(Excerpts from a dataset)

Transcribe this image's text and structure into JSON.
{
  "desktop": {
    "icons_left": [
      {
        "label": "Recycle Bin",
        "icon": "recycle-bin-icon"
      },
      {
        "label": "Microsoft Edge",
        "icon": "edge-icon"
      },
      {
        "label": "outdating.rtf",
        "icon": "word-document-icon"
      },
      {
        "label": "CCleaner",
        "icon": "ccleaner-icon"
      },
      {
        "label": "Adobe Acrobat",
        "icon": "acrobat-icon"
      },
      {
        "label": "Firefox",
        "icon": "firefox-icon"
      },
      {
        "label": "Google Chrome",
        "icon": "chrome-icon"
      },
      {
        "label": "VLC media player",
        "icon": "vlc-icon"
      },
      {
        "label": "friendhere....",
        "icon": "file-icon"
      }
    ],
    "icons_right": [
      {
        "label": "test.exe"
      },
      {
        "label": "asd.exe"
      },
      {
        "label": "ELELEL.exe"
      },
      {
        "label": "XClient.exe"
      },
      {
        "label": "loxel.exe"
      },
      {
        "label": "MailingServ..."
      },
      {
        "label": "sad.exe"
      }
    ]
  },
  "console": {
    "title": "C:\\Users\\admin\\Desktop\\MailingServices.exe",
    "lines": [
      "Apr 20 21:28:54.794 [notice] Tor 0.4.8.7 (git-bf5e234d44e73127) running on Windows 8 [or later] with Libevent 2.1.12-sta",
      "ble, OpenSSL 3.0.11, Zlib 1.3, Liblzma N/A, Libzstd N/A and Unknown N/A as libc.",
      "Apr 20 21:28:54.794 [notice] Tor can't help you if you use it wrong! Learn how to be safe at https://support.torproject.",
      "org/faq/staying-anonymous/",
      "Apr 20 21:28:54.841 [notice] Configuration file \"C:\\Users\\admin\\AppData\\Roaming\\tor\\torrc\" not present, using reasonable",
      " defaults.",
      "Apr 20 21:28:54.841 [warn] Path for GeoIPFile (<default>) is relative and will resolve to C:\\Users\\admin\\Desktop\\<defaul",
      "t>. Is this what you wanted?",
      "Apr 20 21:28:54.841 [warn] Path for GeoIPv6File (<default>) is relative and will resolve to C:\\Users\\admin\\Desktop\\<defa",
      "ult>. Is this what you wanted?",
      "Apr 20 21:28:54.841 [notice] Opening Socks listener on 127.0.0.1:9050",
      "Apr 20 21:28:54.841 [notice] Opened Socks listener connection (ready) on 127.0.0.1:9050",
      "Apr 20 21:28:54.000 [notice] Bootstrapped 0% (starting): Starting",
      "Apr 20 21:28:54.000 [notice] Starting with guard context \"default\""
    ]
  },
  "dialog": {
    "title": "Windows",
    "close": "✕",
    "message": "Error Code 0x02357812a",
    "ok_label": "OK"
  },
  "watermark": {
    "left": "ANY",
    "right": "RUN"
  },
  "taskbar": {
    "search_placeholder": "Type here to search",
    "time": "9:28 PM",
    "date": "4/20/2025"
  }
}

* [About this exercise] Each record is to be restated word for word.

* [Expected answer]
Transcribe this image's text and structure into JSON.
{
  "desktop": {
    "icons_left": [
      {
        "label": "Recycle Bin",
        "icon": "recycle-bin-icon"
      },
      {
        "label": "Microsoft Edge",
        "icon": "edge-icon"
      },
      {
        "label": "outdating.rtf",
        "icon": "word-document-icon"
      },
      {
        "label": "CCleaner",
        "icon": "ccleaner-icon"
      },
      {
        "label": "Adobe Acrobat",
        "icon": "acrobat-icon"
      },
      {
        "label": "Firefox",
        "icon": "firefox-icon"
      },
      {
        "label": "Google Chrome",
        "icon": "chrome-icon"
      },
      {
        "label": "VLC media player",
        "icon": "vlc-icon"
      },
      {
        "label": "friendhere....",
        "icon": "file-icon"
      }
    ],
    "icons_right": [
      {
        "label": "test.exe"
      },
      {
        "label": "asd.exe"
      },
      {
        "label": "ELELEL.exe"
      },
      {
        "label": "XClient.exe"
      },
      {
        "label": "loxel.exe"
      },
      {
        "label": "MailingServ..."
      },
      {
        "label": "sad.exe"
      }
    ]
  },
  "console": {
    "title": "C:\\Users\\admin\\Desktop\\MailingServices.exe",
    "lines": [
      "Apr 20 21:28:54.794 [notice] Tor 0.4.8.7 (git-bf5e234d44e73127) running on Windows 8 [or later] with Libevent 2.1.12-sta",
      "ble, OpenSSL 3.0.11, Zlib 1.3, Liblzma N/A, Libzstd N/A and Unknown N/A as libc.",
      "Apr 20 21:28:54.794 [notice] Tor can't help you if you use it wrong! Learn how to be safe at https://support.torproject.",
      "org/faq/staying-anonymous/",
      "Apr 20 21:28:54.841 [notice] Configuration file \"C:\\Users\\admin\\AppData\\Roaming\\tor\\torrc\" not present, using reasonable",
      " defaults.",
      "Apr 20 21:28:54.841 [warn] Path for GeoIPFile (<default>) is relative and will resolve to C:\\Users\\admin\\Desktop\\<defaul",
      "t>. Is this what you wanted?",
      "Apr 20 21:28:54.841 [warn] Path for GeoIPv6File (<default>) is relative and will resolve to C:\\Users\\admin\\Desktop\\<defa",
      "ult>. Is this what you wanted?",
      "Apr 20 21:28:54.841 [notice] Opening Socks listener on 127.0.0.1:9050",
      "Apr 20 21:28:54.841 [notice] Opened Socks listener connection (ready) on 127.0.0.1:9050",
      "Apr 20 21:28:54.000 [notice] Bootstrapped 0% (starting): Starting",
      "Apr 20 21:28:54.000 [notice] Starting with guard context \"default\""
    ]
  },
  "dialog": {
    "title": "Windows",
    "close": "✕",
    "message": "Error Code 0x02357812a",
    "ok_label": "OK"
  },
  "watermark": {
    "left": "ANY",
    "right": "RUN"
  },
  "taskbar": {
    "search_placeholder": "Type here to search",
    "time": "9:28 PM",
    "date": "4/20/2025"
  }
}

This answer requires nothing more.